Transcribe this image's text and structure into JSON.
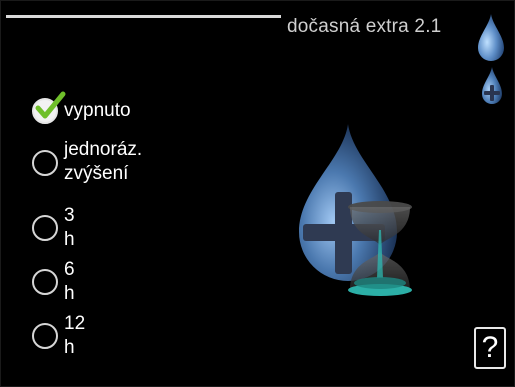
{
  "header": {
    "title": "dočasná extra 2.1"
  },
  "icons": {
    "menu_drop_1": "water-drop-icon",
    "menu_drop_2": "water-drop-plus-icon",
    "illustration": "hot-water-timer-illustration",
    "help": "help-icon"
  },
  "options": [
    {
      "label": "vypnuto",
      "selected": true
    },
    {
      "label_line1": "jednoráz.",
      "label_line2": "zvýšení",
      "selected": false
    },
    {
      "label": "3 h",
      "selected": false
    },
    {
      "label": "6 h",
      "selected": false
    },
    {
      "label": "12 h",
      "selected": false
    }
  ],
  "help": {
    "label": "?"
  },
  "colors": {
    "background": "#000000",
    "drop_blue": "#5f8fc8",
    "accent_teal": "#2fb9b0",
    "check_green": "#6fbf2a"
  }
}
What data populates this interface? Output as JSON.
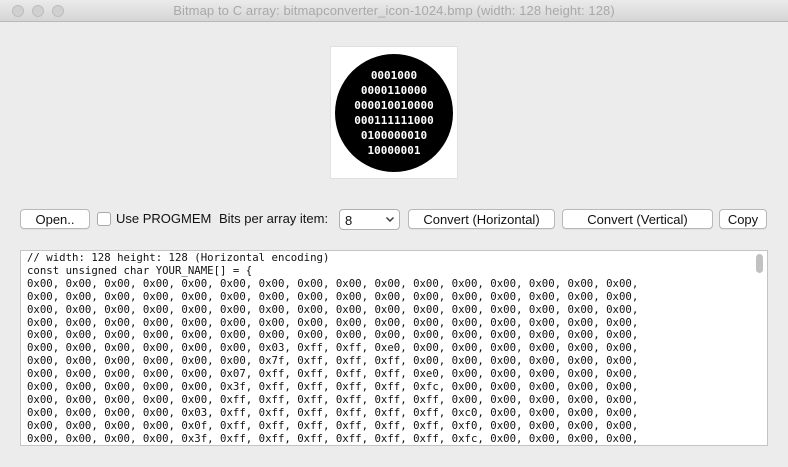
{
  "window": {
    "title": "Bitmap to C array: bitmapconverter_icon-1024.bmp (width: 128 height: 128)"
  },
  "preview": {
    "icon_lines": [
      "0001000",
      "0000110000",
      "000010010000",
      "000111111000",
      "0100000010",
      "10000001"
    ]
  },
  "toolbar": {
    "open_label": "Open..",
    "progmem_label": "Use PROGMEM",
    "progmem_checked": false,
    "bits_label": "Bits per array item:",
    "bits_value": "8",
    "convert_h_label": "Convert (Horizontal)",
    "convert_v_label": "Convert (Vertical)",
    "copy_label": "Copy"
  },
  "output": {
    "lines": [
      "// width: 128 height: 128 (Horizontal encoding)",
      "const unsigned char YOUR_NAME[] = {",
      "0x00, 0x00, 0x00, 0x00, 0x00, 0x00, 0x00, 0x00, 0x00, 0x00, 0x00, 0x00, 0x00, 0x00, 0x00, 0x00,",
      "0x00, 0x00, 0x00, 0x00, 0x00, 0x00, 0x00, 0x00, 0x00, 0x00, 0x00, 0x00, 0x00, 0x00, 0x00, 0x00,",
      "0x00, 0x00, 0x00, 0x00, 0x00, 0x00, 0x00, 0x00, 0x00, 0x00, 0x00, 0x00, 0x00, 0x00, 0x00, 0x00,",
      "0x00, 0x00, 0x00, 0x00, 0x00, 0x00, 0x00, 0x00, 0x00, 0x00, 0x00, 0x00, 0x00, 0x00, 0x00, 0x00,",
      "0x00, 0x00, 0x00, 0x00, 0x00, 0x00, 0x00, 0x00, 0x00, 0x00, 0x00, 0x00, 0x00, 0x00, 0x00, 0x00,",
      "0x00, 0x00, 0x00, 0x00, 0x00, 0x00, 0x03, 0xff, 0xff, 0xe0, 0x00, 0x00, 0x00, 0x00, 0x00, 0x00,",
      "0x00, 0x00, 0x00, 0x00, 0x00, 0x00, 0x7f, 0xff, 0xff, 0xff, 0x00, 0x00, 0x00, 0x00, 0x00, 0x00,",
      "0x00, 0x00, 0x00, 0x00, 0x00, 0x07, 0xff, 0xff, 0xff, 0xff, 0xe0, 0x00, 0x00, 0x00, 0x00, 0x00,",
      "0x00, 0x00, 0x00, 0x00, 0x00, 0x3f, 0xff, 0xff, 0xff, 0xff, 0xfc, 0x00, 0x00, 0x00, 0x00, 0x00,",
      "0x00, 0x00, 0x00, 0x00, 0x00, 0xff, 0xff, 0xff, 0xff, 0xff, 0xff, 0x00, 0x00, 0x00, 0x00, 0x00,",
      "0x00, 0x00, 0x00, 0x00, 0x03, 0xff, 0xff, 0xff, 0xff, 0xff, 0xff, 0xc0, 0x00, 0x00, 0x00, 0x00,",
      "0x00, 0x00, 0x00, 0x00, 0x0f, 0xff, 0xff, 0xff, 0xff, 0xff, 0xff, 0xf0, 0x00, 0x00, 0x00, 0x00,",
      "0x00, 0x00, 0x00, 0x00, 0x3f, 0xff, 0xff, 0xff, 0xff, 0xff, 0xff, 0xfc, 0x00, 0x00, 0x00, 0x00,"
    ]
  }
}
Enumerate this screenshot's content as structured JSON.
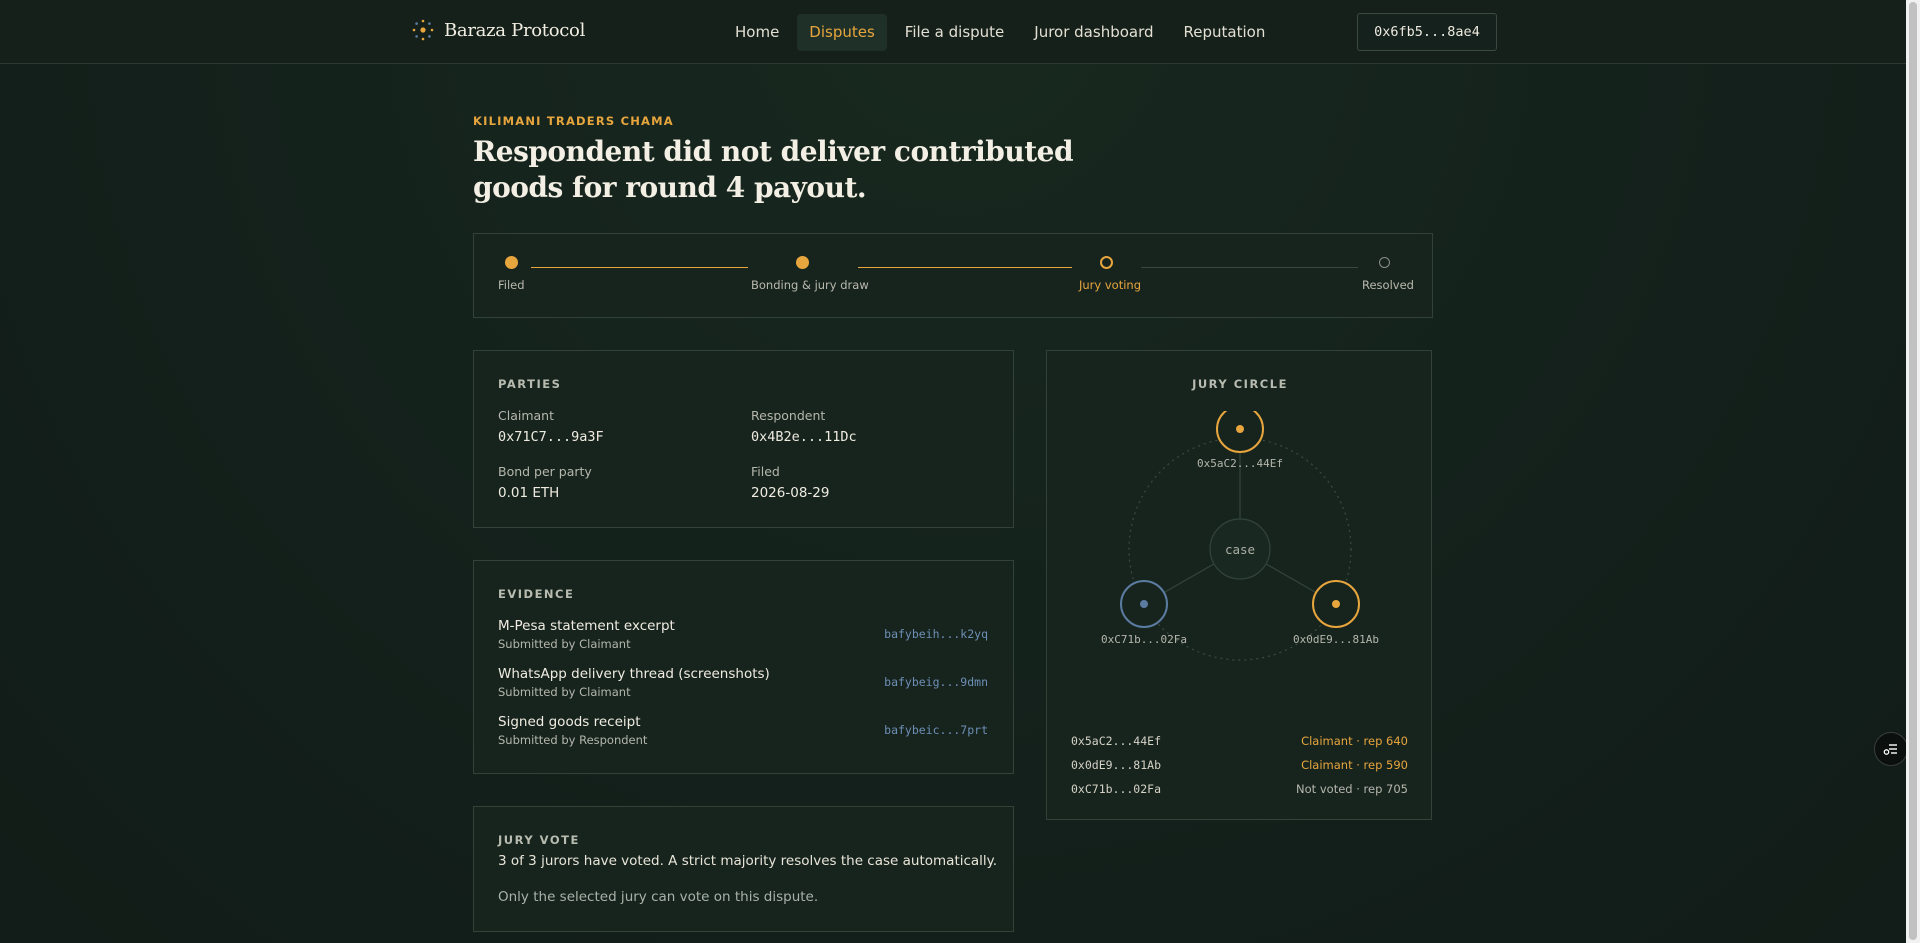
{
  "header": {
    "brand_name": "Baraza Protocol",
    "nav": [
      {
        "label": "Home",
        "active": false
      },
      {
        "label": "Disputes",
        "active": true
      },
      {
        "label": "File a dispute",
        "active": false
      },
      {
        "label": "Juror dashboard",
        "active": false
      },
      {
        "label": "Reputation",
        "active": false
      }
    ],
    "wallet": "0x6fb5...8ae4"
  },
  "dispute": {
    "group": "KILIMANI TRADERS CHAMA",
    "title": "Respondent did not deliver contributed goods for round 4 payout."
  },
  "stepper": {
    "steps": [
      {
        "label": "Filed",
        "state": "done"
      },
      {
        "label": "Bonding & jury draw",
        "state": "done"
      },
      {
        "label": "Jury voting",
        "state": "current"
      },
      {
        "label": "Resolved",
        "state": "pending"
      }
    ]
  },
  "parties": {
    "heading": "PARTIES",
    "claimant_label": "Claimant",
    "claimant": "0x71C7...9a3F",
    "respondent_label": "Respondent",
    "respondent": "0x4B2e...11Dc",
    "bond_label": "Bond per party",
    "bond": "0.01 ETH",
    "filed_label": "Filed",
    "filed": "2026-08-29"
  },
  "evidence": {
    "heading": "EVIDENCE",
    "items": [
      {
        "title": "M-Pesa statement excerpt",
        "submitted_by": "Submitted by Claimant",
        "cid": "bafybeih...k2yq"
      },
      {
        "title": "WhatsApp delivery thread (screenshots)",
        "submitted_by": "Submitted by Claimant",
        "cid": "bafybeig...9dmn"
      },
      {
        "title": "Signed goods receipt",
        "submitted_by": "Submitted by Respondent",
        "cid": "bafybeic...7prt"
      }
    ]
  },
  "vote": {
    "heading": "JURY VOTE",
    "summary": "3 of 3 jurors have voted. A strict majority resolves the case automatically.",
    "note": "Only the selected jury can vote on this dispute."
  },
  "jury": {
    "heading": "JURY CIRCLE",
    "center_label": "case",
    "nodes": [
      {
        "addr": "0x5aC2...44Ef",
        "status": "claimant"
      },
      {
        "addr": "0xC71b...02Fa",
        "status": "not-voted"
      },
      {
        "addr": "0x0dE9...81Ab",
        "status": "claimant"
      }
    ],
    "rows": [
      {
        "addr": "0x5aC2...44Ef",
        "status": "Claimant · rep 640",
        "color": "#e7a53d"
      },
      {
        "addr": "0x0dE9...81Ab",
        "status": "Claimant · rep 590",
        "color": "#e7a53d"
      },
      {
        "addr": "0xC71b...02Fa",
        "status": "Not voted · rep 705",
        "color": "#b5b6ac"
      }
    ]
  },
  "colors": {
    "accent": "#e7a53d",
    "blue": "#5b7ca0",
    "background": "#13201b",
    "panel": "#17241e"
  }
}
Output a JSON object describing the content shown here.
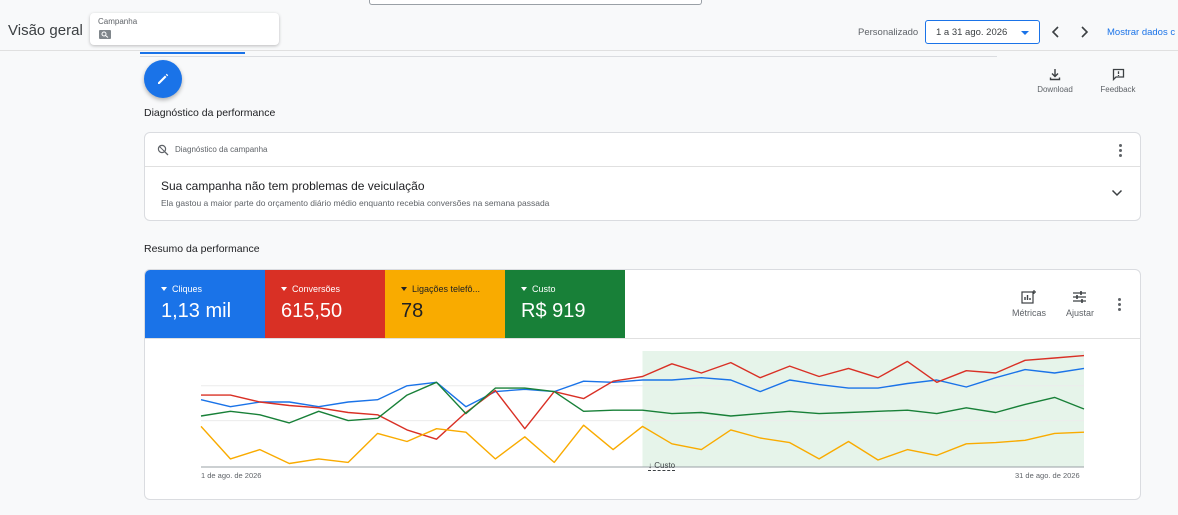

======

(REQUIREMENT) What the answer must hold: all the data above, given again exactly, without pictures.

(TASK OUTPUT)
Transcribe this image's text and structure into JSON.
{
  "header": {
    "title": "dočasná extra 2.1"
  },
  "icons": {
    "menu_drop_1": "water-drop-icon",
    "menu_drop_2": "water-drop-plus-icon",
    "illustration": "hot-water-timer-illustration",
    "help": "help-icon"
  },
  "options": [
    {
      "label": "vypnuto",
      "selected": true
    },
    {
      "label_line1": "jednoráz.",
      "label_line2": "zvýšení",
      "selected": false
    },
    {
      "label": "3 h",
      "selected": false
    },
    {
      "label": "6 h",
      "selected": false
    },
    {
      "label": "12 h",
      "selected": false
    }
  ],
  "help": {
    "label": "?"
  },
  "colors": {
    "background": "#000000",
    "drop_blue": "#5f8fc8",
    "accent_teal": "#2fb9b0",
    "check_green": "#6fbf2a"
  }
}
What data populates this interface? Output as JSON.
{
  "window": {
    "title": "Bitmap to C array: bitmapconverter_icon-1024.bmp (width: 128 height: 128)"
  },
  "preview": {
    "icon_lines": [
      "0001000",
      "0000110000",
      "000010010000",
      "000111111000",
      "0100000010",
      "10000001"
    ]
  },
  "toolbar": {
    "open_label": "Open..",
    "progmem_label": "Use PROGMEM",
    "progmem_checked": false,
    "bits_label": "Bits per array item:",
    "bits_value": "8",
    "convert_h_label": "Convert (Horizontal)",
    "convert_v_label": "Convert (Vertical)",
    "copy_label": "Copy"
  },
  "output": {
    "lines": [
      "// width: 128 height: 128 (Horizontal encoding)",
      "const unsigned char YOUR_NAME[] = {",
      "0x00, 0x00, 0x00, 0x00, 0x00, 0x00, 0x00, 0x00, 0x00, 0x00, 0x00, 0x00, 0x00, 0x00, 0x00, 0x00,",
      "0x00, 0x00, 0x00, 0x00, 0x00, 0x00, 0x00, 0x00, 0x00, 0x00, 0x00, 0x00, 0x00, 0x00, 0x00, 0x00,",
      "0x00, 0x00, 0x00, 0x00, 0x00, 0x00, 0x00, 0x00, 0x00, 0x00, 0x00, 0x00, 0x00, 0x00, 0x00, 0x00,",
      "0x00, 0x00, 0x00, 0x00, 0x00, 0x00, 0x00, 0x00, 0x00, 0x00, 0x00, 0x00, 0x00, 0x00, 0x00, 0x00,",
      "0x00, 0x00, 0x00, 0x00, 0x00, 0x00, 0x00, 0x00, 0x00, 0x00, 0x00, 0x00, 0x00, 0x00, 0x00, 0x00,",
      "0x00, 0x00, 0x00, 0x00, 0x00, 0x00, 0x03, 0xff, 0xff, 0xe0, 0x00, 0x00, 0x00, 0x00, 0x00, 0x00,",
      "0x00, 0x00, 0x00, 0x00, 0x00, 0x00, 0x7f, 0xff, 0xff, 0xff, 0x00, 0x00, 0x00, 0x00, 0x00, 0x00,",
      "0x00, 0x00, 0x00, 0x00, 0x00, 0x07, 0xff, 0xff, 0xff, 0xff, 0xe0, 0x00, 0x00, 0x00, 0x00, 0x00,",
      "0x00, 0x00, 0x00, 0x00, 0x00, 0x3f, 0xff, 0xff, 0xff, 0xff, 0xfc, 0x00, 0x00, 0x00, 0x00, 0x00,",
      "0x00, 0x00, 0x00, 0x00, 0x00, 0xff, 0xff, 0xff, 0xff, 0xff, 0xff, 0x00, 0x00, 0x00, 0x00, 0x00,",
      "0x00, 0x00, 0x00, 0x00, 0x03, 0xff, 0xff, 0xff, 0xff, 0xff, 0xff, 0xc0, 0x00, 0x00, 0x00, 0x00,",
      "0x00, 0x00, 0x00, 0x00, 0x0f, 0xff, 0xff, 0xff, 0xff, 0xff, 0xff, 0xf0, 0x00, 0x00, 0x00, 0x00,",
      "0x00, 0x00, 0x00, 0x00, 0x3f, 0xff, 0xff, 0xff, 0xff, 0xff, 0xff, 0xfc, 0x00, 0x00, 0x00, 0x00,"
    ]
  }
}
Enumerate this screenshot's content as structured JSON.
{
  "header": {
    "brand_name": "Baraza Protocol",
    "nav": [
      {
        "label": "Home",
        "active": false
      },
      {
        "label": "Disputes",
        "active": true
      },
      {
        "label": "File a dispute",
        "active": false
      },
      {
        "label": "Juror dashboard",
        "active": false
      },
      {
        "label": "Reputation",
        "active": false
      }
    ],
    "wallet": "0x6fb5...8ae4"
  },
  "dispute": {
    "group": "KILIMANI TRADERS CHAMA",
    "title": "Respondent did not deliver contributed goods for round 4 payout."
  },
  "stepper": {
    "steps": [
      {
        "label": "Filed",
        "state": "done"
      },
      {
        "label": "Bonding & jury draw",
        "state": "done"
      },
      {
        "label": "Jury voting",
        "state": "current"
      },
      {
        "label": "Resolved",
        "state": "pending"
      }
    ]
  },
  "parties": {
    "heading": "PARTIES",
    "claimant_label": "Claimant",
    "claimant": "0x71C7...9a3F",
    "respondent_label": "Respondent",
    "respondent": "0x4B2e...11Dc",
    "bond_label": "Bond per party",
    "bond": "0.01 ETH",
    "filed_label": "Filed",
    "filed": "2026-08-29"
  },
  "evidence": {
    "heading": "EVIDENCE",
    "items": [
      {
        "title": "M-Pesa statement excerpt",
        "submitted_by": "Submitted by Claimant",
        "cid": "bafybeih...k2yq"
      },
      {
        "title": "WhatsApp delivery thread (screenshots)",
        "submitted_by": "Submitted by Claimant",
        "cid": "bafybeig...9dmn"
      },
      {
        "title": "Signed goods receipt",
        "submitted_by": "Submitted by Respondent",
        "cid": "bafybeic...7prt"
      }
    ]
  },
  "vote": {
    "heading": "JURY VOTE",
    "summary": "3 of 3 jurors have voted. A strict majority resolves the case automatically.",
    "note": "Only the selected jury can vote on this dispute."
  },
  "jury": {
    "heading": "JURY CIRCLE",
    "center_label": "case",
    "nodes": [
      {
        "addr": "0x5aC2...44Ef",
        "status": "claimant"
      },
      {
        "addr": "0xC71b...02Fa",
        "status": "not-voted"
      },
      {
        "addr": "0x0dE9...81Ab",
        "status": "claimant"
      }
    ],
    "rows": [
      {
        "addr": "0x5aC2...44Ef",
        "status": "Claimant · rep 640",
        "color": "#e7a53d"
      },
      {
        "addr": "0x0dE9...81Ab",
        "status": "Claimant · rep 590",
        "color": "#e7a53d"
      },
      {
        "addr": "0xC71b...02Fa",
        "status": "Not voted · rep 705",
        "color": "#b5b6ac"
      }
    ]
  },
  "colors": {
    "accent": "#e7a53d",
    "blue": "#5b7ca0",
    "background": "#13201b",
    "panel": "#17241e"
  }
}
Output a JSON object describing the content shown here.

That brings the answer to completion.